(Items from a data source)
• • • • • • •

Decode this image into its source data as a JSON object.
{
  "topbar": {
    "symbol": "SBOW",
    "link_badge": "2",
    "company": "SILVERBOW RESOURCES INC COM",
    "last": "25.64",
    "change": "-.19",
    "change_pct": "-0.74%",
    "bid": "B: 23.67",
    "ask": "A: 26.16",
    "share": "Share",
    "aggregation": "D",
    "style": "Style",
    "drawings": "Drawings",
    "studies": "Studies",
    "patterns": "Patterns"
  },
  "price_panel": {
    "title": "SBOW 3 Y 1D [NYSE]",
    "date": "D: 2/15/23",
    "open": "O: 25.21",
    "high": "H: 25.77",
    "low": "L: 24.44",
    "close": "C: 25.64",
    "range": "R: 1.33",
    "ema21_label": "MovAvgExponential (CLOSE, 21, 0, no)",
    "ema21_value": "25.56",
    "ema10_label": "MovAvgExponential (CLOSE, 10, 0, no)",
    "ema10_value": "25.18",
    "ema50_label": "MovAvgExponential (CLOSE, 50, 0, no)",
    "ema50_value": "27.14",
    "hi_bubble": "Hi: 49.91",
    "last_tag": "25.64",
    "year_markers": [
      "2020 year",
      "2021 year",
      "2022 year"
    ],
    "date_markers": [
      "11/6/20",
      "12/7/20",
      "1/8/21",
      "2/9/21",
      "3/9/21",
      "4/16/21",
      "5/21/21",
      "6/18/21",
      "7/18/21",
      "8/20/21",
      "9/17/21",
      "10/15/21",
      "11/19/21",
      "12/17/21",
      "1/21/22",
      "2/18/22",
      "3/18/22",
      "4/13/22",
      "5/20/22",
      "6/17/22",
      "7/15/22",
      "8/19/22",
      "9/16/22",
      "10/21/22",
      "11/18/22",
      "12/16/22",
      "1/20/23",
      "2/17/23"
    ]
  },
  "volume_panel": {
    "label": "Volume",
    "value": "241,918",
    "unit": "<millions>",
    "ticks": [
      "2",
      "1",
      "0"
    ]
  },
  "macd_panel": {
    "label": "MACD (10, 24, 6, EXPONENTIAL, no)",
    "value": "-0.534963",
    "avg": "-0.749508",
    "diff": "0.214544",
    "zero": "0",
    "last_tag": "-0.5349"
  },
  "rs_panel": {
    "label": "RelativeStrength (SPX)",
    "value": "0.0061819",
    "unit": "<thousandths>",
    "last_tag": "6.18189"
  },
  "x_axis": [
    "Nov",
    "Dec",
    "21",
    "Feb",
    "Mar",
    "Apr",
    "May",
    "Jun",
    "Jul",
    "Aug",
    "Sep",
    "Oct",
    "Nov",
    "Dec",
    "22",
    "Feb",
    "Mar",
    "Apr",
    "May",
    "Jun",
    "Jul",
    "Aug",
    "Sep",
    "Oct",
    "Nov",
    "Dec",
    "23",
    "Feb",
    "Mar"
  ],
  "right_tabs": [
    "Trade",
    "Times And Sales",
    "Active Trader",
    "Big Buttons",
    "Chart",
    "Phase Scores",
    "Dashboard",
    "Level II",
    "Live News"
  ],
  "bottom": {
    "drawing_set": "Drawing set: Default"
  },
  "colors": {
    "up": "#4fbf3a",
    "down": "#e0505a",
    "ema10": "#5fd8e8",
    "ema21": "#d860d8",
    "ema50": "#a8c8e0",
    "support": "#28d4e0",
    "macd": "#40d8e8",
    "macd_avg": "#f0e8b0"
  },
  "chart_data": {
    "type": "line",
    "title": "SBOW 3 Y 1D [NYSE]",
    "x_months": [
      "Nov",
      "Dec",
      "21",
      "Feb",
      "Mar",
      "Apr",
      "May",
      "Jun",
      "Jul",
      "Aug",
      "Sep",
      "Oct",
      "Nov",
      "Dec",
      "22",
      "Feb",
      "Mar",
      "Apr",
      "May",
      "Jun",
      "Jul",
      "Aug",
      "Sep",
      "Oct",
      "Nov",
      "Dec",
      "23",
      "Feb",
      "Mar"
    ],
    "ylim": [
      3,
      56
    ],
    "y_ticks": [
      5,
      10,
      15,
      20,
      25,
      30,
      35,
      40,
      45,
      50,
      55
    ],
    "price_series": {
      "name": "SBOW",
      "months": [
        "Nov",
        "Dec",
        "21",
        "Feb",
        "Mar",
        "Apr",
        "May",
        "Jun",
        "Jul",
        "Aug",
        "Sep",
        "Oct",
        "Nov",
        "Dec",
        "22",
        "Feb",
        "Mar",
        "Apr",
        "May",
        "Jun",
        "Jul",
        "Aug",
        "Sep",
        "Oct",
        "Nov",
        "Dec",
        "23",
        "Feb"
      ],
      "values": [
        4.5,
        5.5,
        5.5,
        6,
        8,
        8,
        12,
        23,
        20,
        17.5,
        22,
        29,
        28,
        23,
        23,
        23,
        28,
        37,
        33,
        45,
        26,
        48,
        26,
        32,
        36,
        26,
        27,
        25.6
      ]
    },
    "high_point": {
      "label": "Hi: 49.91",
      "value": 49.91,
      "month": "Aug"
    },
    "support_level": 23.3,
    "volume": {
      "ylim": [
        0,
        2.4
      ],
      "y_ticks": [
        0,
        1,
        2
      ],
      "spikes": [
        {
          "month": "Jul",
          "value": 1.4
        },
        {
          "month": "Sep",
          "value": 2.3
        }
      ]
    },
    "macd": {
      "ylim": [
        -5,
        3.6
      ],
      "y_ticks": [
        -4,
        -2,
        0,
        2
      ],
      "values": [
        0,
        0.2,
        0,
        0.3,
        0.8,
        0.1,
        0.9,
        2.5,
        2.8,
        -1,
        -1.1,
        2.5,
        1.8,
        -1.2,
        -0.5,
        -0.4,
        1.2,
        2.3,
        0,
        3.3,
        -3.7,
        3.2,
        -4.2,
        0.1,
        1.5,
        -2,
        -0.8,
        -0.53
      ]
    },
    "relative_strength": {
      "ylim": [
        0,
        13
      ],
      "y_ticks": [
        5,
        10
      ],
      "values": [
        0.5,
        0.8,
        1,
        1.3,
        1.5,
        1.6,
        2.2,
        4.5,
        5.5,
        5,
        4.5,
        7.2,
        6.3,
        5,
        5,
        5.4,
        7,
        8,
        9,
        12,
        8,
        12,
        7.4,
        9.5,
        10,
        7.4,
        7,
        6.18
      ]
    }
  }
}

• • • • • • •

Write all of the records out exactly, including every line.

Decode this image into its source data as a JSON object.
{
  "topbar": {
    "symbol": "SBOW",
    "link_badge": "2",
    "company": "SILVERBOW RESOURCES INC COM",
    "last": "25.64",
    "change": "-.19",
    "change_pct": "-0.74%",
    "bid": "B: 23.67",
    "ask": "A: 26.16",
    "share": "Share",
    "aggregation": "D",
    "style": "Style",
    "drawings": "Drawings",
    "studies": "Studies",
    "patterns": "Patterns"
  },
  "price_panel": {
    "title": "SBOW 3 Y 1D [NYSE]",
    "date": "D: 2/15/23",
    "open": "O: 25.21",
    "high": "H: 25.77",
    "low": "L: 24.44",
    "close": "C: 25.64",
    "range": "R: 1.33",
    "ema21_label": "MovAvgExponential (CLOSE, 21, 0, no)",
    "ema21_value": "25.56",
    "ema10_label": "MovAvgExponential (CLOSE, 10, 0, no)",
    "ema10_value": "25.18",
    "ema50_label": "MovAvgExponential (CLOSE, 50, 0, no)",
    "ema50_value": "27.14",
    "hi_bubble": "Hi: 49.91",
    "last_tag": "25.64",
    "year_markers": [
      "2020 year",
      "2021 year",
      "2022 year"
    ],
    "date_markers": [
      "11/6/20",
      "12/7/20",
      "1/8/21",
      "2/9/21",
      "3/9/21",
      "4/16/21",
      "5/21/21",
      "6/18/21",
      "7/18/21",
      "8/20/21",
      "9/17/21",
      "10/15/21",
      "11/19/21",
      "12/17/21",
      "1/21/22",
      "2/18/22",
      "3/18/22",
      "4/13/22",
      "5/20/22",
      "6/17/22",
      "7/15/22",
      "8/19/22",
      "9/16/22",
      "10/21/22",
      "11/18/22",
      "12/16/22",
      "1/20/23",
      "2/17/23"
    ]
  },
  "volume_panel": {
    "label": "Volume",
    "value": "241,918",
    "unit": "<millions>",
    "ticks": [
      "2",
      "1",
      "0"
    ]
  },
  "macd_panel": {
    "label": "MACD (10, 24, 6, EXPONENTIAL, no)",
    "value": "-0.534963",
    "avg": "-0.749508",
    "diff": "0.214544",
    "zero": "0",
    "last_tag": "-0.5349"
  },
  "rs_panel": {
    "label": "RelativeStrength (SPX)",
    "value": "0.0061819",
    "unit": "<thousandths>",
    "last_tag": "6.18189"
  },
  "x_axis": [
    "Nov",
    "Dec",
    "21",
    "Feb",
    "Mar",
    "Apr",
    "May",
    "Jun",
    "Jul",
    "Aug",
    "Sep",
    "Oct",
    "Nov",
    "Dec",
    "22",
    "Feb",
    "Mar",
    "Apr",
    "May",
    "Jun",
    "Jul",
    "Aug",
    "Sep",
    "Oct",
    "Nov",
    "Dec",
    "23",
    "Feb",
    "Mar"
  ],
  "right_tabs": [
    "Trade",
    "Times And Sales",
    "Active Trader",
    "Big Buttons",
    "Chart",
    "Phase Scores",
    "Dashboard",
    "Level II",
    "Live News"
  ],
  "bottom": {
    "drawing_set": "Drawing set: Default"
  },
  "colors": {
    "up": "#4fbf3a",
    "down": "#e0505a",
    "ema10": "#5fd8e8",
    "ema21": "#d860d8",
    "ema50": "#a8c8e0",
    "support": "#28d4e0",
    "macd": "#40d8e8",
    "macd_avg": "#f0e8b0"
  },
  "chart_data": {
    "type": "line",
    "title": "SBOW 3 Y 1D [NYSE]",
    "x_months": [
      "Nov",
      "Dec",
      "21",
      "Feb",
      "Mar",
      "Apr",
      "May",
      "Jun",
      "Jul",
      "Aug",
      "Sep",
      "Oct",
      "Nov",
      "Dec",
      "22",
      "Feb",
      "Mar",
      "Apr",
      "May",
      "Jun",
      "Jul",
      "Aug",
      "Sep",
      "Oct",
      "Nov",
      "Dec",
      "23",
      "Feb",
      "Mar"
    ],
    "ylim": [
      3,
      56
    ],
    "y_ticks": [
      5,
      10,
      15,
      20,
      25,
      30,
      35,
      40,
      45,
      50,
      55
    ],
    "price_series": {
      "name": "SBOW",
      "months": [
        "Nov",
        "Dec",
        "21",
        "Feb",
        "Mar",
        "Apr",
        "May",
        "Jun",
        "Jul",
        "Aug",
        "Sep",
        "Oct",
        "Nov",
        "Dec",
        "22",
        "Feb",
        "Mar",
        "Apr",
        "May",
        "Jun",
        "Jul",
        "Aug",
        "Sep",
        "Oct",
        "Nov",
        "Dec",
        "23",
        "Feb"
      ],
      "values": [
        4.5,
        5.5,
        5.5,
        6,
        8,
        8,
        12,
        23,
        20,
        17.5,
        22,
        29,
        28,
        23,
        23,
        23,
        28,
        37,
        33,
        45,
        26,
        48,
        26,
        32,
        36,
        26,
        27,
        25.6
      ]
    },
    "high_point": {
      "label": "Hi: 49.91",
      "value": 49.91,
      "month": "Aug"
    },
    "support_level": 23.3,
    "volume": {
      "ylim": [
        0,
        2.4
      ],
      "y_ticks": [
        0,
        1,
        2
      ],
      "spikes": [
        {
          "month": "Jul",
          "value": 1.4
        },
        {
          "month": "Sep",
          "value": 2.3
        }
      ]
    },
    "macd": {
      "ylim": [
        -5,
        3.6
      ],
      "y_ticks": [
        -4,
        -2,
        0,
        2
      ],
      "values": [
        0,
        0.2,
        0,
        0.3,
        0.8,
        0.1,
        0.9,
        2.5,
        2.8,
        -1,
        -1.1,
        2.5,
        1.8,
        -1.2,
        -0.5,
        -0.4,
        1.2,
        2.3,
        0,
        3.3,
        -3.7,
        3.2,
        -4.2,
        0.1,
        1.5,
        -2,
        -0.8,
        -0.53
      ]
    },
    "relative_strength": {
      "ylim": [
        0,
        13
      ],
      "y_ticks": [
        5,
        10
      ],
      "values": [
        0.5,
        0.8,
        1,
        1.3,
        1.5,
        1.6,
        2.2,
        4.5,
        5.5,
        5,
        4.5,
        7.2,
        6.3,
        5,
        5,
        5.4,
        7,
        8,
        9,
        12,
        8,
        12,
        7.4,
        9.5,
        10,
        7.4,
        7,
        6.18
      ]
    }
  }
}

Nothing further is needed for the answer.